Yeah, being a fresh college grad, I can tell you firsthand that this is what $200K in tuition buys these days. If you’re fortunate enough to be able to go work for Daddy Co. after graduation, this isn’t really a problem. Party on. However, if you are like most kids, you’ll be graduating into a corporate hierarchy in which you are an unknown, unproven, assumed-to-be-worthless entity. There will be expectations regarding how to interact, how to work, how to dress, how to cope with problems, and your diploma will not be able to help you here. Not an enviable position by any standards.
Fortunately, there is a solution to this issue, and it comes in paperback form courtesy of co-authors Skip Lineberg and Emily Bennington. I recently had the pleasure of reading Effective Immediately, a copy of which was provided to me by Mr. Lineberg, a fellow Brand-Yourself blogger. The book is chock-full of tips for the recent grad about to enter the workforce. Basically, the idea is to set yourself apart from your peers and garner recognition by exceeding expectations. There are some things you won’t be able to control, but if you master the the little things, you will get noticed.
Here are some of my favorite tips:
-Be early! Notice the difference between this and “be on time?” Your boss will.
-Dress nicely. If you want to be taken seriously, dress seriously. Even if your company has a laid-back dress code, outdressing your peers is an easy way to get noticed. Not flashy. Just neat and clean. Always.
-Network, at work. This blog focuses a lot on social networking, and even the importance of networking events. However, if you are currently employed, your own company is a great place to start. So, in your first week, introduce yourself to as many people as you can. Seek out alumni from your school. Maybe even find a mentor. Get in with the people that will be able to help you out.
-Always have a pen and notebook with you. Lots of info is going to be thrown your way when you’re just starting out, much more than you’ll be able to remember. Write it down to avoid wasting your co-workers’ time by needing to ask repeat questions.
-Create a to-learn list. Find out which skills or knowledge areas are coveted in your organization. If you don’t have them, learn them. If you don’t have the time, add to your list and work on them whenever you can.
-Find out what your co-workers are reading outside of work. Magazines, trade journals, blogs, anything relevant to your industry or company. This will go a long way towards getting you on the same page, as quickly as possible, as the seasoned veterans, and will also put you way ahead of your peers who are learning only from brief training seminars.
Some of the advice given is quite novel.
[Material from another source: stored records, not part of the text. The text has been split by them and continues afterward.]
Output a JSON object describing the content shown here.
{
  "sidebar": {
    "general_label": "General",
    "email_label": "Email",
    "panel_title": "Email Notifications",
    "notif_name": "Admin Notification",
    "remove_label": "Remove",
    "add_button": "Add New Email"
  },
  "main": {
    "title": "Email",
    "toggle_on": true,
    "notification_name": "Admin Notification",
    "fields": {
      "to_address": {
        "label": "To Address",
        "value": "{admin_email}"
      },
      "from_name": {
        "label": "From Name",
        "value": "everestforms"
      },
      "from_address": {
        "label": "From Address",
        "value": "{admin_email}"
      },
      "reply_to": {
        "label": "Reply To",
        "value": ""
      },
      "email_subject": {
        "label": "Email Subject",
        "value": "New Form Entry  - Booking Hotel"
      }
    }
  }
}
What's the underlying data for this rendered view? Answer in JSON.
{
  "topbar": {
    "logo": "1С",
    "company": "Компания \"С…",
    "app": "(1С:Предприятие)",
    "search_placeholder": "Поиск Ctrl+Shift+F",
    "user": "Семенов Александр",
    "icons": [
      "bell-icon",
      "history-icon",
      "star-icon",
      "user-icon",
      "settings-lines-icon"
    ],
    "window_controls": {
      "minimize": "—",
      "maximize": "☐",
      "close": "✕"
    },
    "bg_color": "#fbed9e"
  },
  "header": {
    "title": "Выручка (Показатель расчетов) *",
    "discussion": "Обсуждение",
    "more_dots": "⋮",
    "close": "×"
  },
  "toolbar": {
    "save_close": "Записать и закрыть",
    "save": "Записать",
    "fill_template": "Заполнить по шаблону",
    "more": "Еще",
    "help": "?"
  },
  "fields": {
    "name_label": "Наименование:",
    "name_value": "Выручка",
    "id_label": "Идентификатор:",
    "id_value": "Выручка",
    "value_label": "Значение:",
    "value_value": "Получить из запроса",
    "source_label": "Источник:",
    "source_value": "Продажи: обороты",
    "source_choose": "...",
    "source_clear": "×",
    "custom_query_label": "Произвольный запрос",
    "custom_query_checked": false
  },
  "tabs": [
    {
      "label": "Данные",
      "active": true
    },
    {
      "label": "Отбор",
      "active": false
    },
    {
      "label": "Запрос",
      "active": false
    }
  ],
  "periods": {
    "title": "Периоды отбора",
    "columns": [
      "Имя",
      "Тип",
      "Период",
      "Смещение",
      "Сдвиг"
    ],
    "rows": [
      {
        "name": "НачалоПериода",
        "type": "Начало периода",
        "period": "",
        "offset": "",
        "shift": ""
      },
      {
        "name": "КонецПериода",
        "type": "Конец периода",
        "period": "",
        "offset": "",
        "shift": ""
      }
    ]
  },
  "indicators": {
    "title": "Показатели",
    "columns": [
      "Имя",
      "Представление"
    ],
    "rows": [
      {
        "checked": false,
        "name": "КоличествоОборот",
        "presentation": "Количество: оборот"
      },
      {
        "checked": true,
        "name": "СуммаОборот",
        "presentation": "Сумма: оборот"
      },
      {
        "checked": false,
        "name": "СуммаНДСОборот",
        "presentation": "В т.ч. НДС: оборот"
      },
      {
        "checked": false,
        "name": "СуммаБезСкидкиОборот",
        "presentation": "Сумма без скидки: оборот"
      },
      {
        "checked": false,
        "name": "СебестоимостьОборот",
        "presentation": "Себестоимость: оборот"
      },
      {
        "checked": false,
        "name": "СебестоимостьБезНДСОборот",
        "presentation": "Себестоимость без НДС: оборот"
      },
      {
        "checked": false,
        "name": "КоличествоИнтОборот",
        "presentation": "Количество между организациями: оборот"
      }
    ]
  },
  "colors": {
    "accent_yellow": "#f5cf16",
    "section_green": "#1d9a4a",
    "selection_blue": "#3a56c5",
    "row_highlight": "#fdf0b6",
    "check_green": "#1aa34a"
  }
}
Other tips, while seemingly obvious, serve as a reminder to do the little things which you may be taking for granted, or have just forgotten about in the midst of the hectic first ever week of work! Believe me, it will be hectic, so grab a pen and paper, write this stuff down, and take it with you to work. Better yet, buy the book and have these tips, as well as countless others, at your fingertips.